» Aim of the task:
Using the records below, filter for lines that contain the string "Microsoft" and copy them out.

» Supplied entries:
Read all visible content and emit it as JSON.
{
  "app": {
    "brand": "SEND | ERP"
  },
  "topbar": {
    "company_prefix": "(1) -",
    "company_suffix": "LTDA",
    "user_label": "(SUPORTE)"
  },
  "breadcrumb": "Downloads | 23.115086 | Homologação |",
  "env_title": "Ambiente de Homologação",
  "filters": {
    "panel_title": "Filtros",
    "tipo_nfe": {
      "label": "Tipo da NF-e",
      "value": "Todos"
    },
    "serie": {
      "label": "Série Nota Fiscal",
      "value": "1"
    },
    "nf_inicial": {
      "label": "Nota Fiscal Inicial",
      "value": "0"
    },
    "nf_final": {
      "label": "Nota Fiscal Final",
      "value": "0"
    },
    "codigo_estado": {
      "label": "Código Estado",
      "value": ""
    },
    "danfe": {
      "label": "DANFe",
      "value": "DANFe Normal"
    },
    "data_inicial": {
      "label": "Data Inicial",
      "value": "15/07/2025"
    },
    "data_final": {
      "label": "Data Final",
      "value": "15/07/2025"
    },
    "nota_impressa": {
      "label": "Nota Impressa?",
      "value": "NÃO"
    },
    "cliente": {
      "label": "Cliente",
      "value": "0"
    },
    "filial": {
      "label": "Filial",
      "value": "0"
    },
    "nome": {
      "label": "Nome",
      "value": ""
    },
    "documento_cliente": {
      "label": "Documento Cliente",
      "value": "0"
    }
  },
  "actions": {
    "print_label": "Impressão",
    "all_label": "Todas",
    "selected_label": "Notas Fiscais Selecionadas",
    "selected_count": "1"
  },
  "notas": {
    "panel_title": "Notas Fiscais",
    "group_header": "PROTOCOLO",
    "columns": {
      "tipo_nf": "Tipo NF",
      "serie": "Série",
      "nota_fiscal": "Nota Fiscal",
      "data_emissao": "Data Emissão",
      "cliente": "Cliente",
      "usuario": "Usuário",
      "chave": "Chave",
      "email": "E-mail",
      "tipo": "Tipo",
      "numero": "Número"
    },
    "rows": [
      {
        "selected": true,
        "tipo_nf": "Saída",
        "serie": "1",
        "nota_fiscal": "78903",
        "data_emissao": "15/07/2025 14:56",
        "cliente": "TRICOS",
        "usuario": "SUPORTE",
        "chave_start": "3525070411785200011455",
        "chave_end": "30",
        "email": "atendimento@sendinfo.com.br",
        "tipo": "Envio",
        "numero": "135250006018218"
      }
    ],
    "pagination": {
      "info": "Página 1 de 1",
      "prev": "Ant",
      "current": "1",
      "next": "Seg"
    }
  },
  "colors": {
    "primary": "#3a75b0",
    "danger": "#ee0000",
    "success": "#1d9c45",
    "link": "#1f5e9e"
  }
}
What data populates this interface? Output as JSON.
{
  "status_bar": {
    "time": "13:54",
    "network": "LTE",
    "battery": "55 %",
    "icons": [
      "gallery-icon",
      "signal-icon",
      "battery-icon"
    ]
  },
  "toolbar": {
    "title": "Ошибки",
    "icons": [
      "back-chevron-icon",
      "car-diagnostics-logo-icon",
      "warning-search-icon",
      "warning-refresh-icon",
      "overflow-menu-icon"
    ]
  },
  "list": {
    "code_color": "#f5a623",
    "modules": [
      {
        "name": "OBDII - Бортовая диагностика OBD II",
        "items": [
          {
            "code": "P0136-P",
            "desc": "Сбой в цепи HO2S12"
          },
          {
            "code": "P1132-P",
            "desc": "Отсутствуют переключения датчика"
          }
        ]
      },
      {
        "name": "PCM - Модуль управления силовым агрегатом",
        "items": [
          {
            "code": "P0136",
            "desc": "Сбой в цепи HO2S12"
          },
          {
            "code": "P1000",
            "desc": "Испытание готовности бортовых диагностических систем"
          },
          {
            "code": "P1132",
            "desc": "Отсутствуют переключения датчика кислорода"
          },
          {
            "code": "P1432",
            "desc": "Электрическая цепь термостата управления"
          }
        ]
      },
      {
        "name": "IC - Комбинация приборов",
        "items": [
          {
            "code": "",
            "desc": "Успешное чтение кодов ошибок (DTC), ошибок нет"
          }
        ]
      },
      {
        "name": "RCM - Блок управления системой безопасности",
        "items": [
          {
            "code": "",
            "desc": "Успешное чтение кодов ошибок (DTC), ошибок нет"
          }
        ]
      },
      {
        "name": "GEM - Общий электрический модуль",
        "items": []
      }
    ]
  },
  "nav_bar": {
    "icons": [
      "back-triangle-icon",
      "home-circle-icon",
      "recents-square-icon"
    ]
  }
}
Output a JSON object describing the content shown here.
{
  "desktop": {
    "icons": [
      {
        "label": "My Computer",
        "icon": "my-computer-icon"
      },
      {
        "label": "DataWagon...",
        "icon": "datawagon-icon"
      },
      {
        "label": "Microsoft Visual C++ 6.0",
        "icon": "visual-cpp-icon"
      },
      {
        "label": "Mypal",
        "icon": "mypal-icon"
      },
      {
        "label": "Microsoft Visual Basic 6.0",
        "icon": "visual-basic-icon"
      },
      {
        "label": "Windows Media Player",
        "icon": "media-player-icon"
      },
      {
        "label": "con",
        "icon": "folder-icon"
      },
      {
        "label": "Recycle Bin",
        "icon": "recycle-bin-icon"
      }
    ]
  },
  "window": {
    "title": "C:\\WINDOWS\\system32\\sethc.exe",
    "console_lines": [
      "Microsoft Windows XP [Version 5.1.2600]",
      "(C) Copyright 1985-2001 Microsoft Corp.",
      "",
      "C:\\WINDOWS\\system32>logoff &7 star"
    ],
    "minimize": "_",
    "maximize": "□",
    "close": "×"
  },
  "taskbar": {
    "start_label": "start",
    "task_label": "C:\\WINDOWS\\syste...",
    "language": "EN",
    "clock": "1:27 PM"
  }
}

» Your response:
        "label": "Microsoft Visual C++ 6.0",
        "label": "Microsoft Visual Basic 6.0",
      "Microsoft Windows XP [Version 5.1.2600]",
      "(C) Copyright 1985-2001 Microsoft Corp.",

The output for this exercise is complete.